Prince’s was among the first jury trials to be held following their resumption in October 2020 after a seven-month suspension to stanch the spread of COVID-19. The Maryland Judiciary’s administrative order of resumption required all courtroom participants to be masked, including prospective jurors.

The mask mandate has since been lifted.

Citing the order, Judge Yolanda L. Curtin denied defense counsel’s request that prospective jurors either remove their masks or be required to wear clear ones during jury selection, or voir dire.

“While I recognize that sometimes body language may dictate some hesitation, often times it is the body language and not necessarily a facial expression,” Curtin said. “I believe that we will be able to see the eyes of the jurors and from part of their nose up and that you will be able to gauge whether or not their responses would suggest that they have a bias and should be disqualified. So, while I recognize you’re noting an objection, I am working in accordance with what has been directed to me.”

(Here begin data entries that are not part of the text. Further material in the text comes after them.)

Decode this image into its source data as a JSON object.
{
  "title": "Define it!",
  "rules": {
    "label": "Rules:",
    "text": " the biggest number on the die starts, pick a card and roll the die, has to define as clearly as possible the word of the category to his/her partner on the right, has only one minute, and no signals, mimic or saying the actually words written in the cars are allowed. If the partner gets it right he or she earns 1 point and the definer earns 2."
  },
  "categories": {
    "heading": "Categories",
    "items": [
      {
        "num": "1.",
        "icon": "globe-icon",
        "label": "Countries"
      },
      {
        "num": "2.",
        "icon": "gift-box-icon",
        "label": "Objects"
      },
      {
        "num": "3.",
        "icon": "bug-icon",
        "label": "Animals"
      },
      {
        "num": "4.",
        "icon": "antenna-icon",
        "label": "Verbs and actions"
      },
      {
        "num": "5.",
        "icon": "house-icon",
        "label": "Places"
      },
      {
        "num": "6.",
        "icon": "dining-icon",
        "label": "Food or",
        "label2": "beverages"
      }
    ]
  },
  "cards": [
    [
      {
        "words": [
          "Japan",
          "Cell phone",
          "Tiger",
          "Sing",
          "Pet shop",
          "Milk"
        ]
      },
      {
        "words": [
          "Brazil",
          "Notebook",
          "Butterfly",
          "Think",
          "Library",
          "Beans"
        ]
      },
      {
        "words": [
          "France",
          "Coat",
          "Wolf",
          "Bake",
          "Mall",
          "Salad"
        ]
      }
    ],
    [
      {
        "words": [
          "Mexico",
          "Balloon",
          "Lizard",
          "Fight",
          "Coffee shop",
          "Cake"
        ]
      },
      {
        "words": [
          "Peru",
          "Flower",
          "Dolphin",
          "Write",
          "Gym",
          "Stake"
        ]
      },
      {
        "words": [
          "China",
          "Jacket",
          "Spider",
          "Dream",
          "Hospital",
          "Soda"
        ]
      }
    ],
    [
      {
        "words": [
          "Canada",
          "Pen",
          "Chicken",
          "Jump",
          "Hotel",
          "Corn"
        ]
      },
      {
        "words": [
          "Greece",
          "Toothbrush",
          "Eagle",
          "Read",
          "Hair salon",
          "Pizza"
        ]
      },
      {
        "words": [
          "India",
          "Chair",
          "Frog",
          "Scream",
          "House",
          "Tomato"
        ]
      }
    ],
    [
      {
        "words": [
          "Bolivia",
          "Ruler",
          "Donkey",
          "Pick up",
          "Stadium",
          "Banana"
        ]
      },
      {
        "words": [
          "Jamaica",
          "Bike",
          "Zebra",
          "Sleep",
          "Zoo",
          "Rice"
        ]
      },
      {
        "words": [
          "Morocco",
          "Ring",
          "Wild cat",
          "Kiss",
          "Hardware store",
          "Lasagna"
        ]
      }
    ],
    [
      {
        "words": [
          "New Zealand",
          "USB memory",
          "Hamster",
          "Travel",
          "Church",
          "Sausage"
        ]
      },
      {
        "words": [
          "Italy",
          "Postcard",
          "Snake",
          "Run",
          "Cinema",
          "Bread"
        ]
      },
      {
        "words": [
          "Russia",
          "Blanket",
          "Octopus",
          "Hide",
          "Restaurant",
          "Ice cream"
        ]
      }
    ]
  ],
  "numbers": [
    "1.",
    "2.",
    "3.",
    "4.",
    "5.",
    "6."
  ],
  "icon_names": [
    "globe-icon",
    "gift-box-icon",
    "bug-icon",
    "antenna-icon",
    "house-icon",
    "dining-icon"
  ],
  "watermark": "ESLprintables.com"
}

On Oct. 28, 2020, the impaneled Harford County Circuit Court jury found Prince guilty of murdering Bayarsaikhan Tudev, 53; Jose Hidalgo Romero, 34; and Enis Mrvoljak, 48. Prince was also convicted of the attempted murder of two other people.

He was sentenced in March 2021 to five consecutive life terms in prison, including three without the possibility of parole.

Prince then sought review by the Court of Special Appeals.

Nazarian was joined in the opinion by Chief Judge Gregory Wells and Judge Terrence M.R. Zic.

The Court of Special Appeals rendered its decision in Radee Labeeb Prince v. State of Maryland, No. 106 September Term 2021.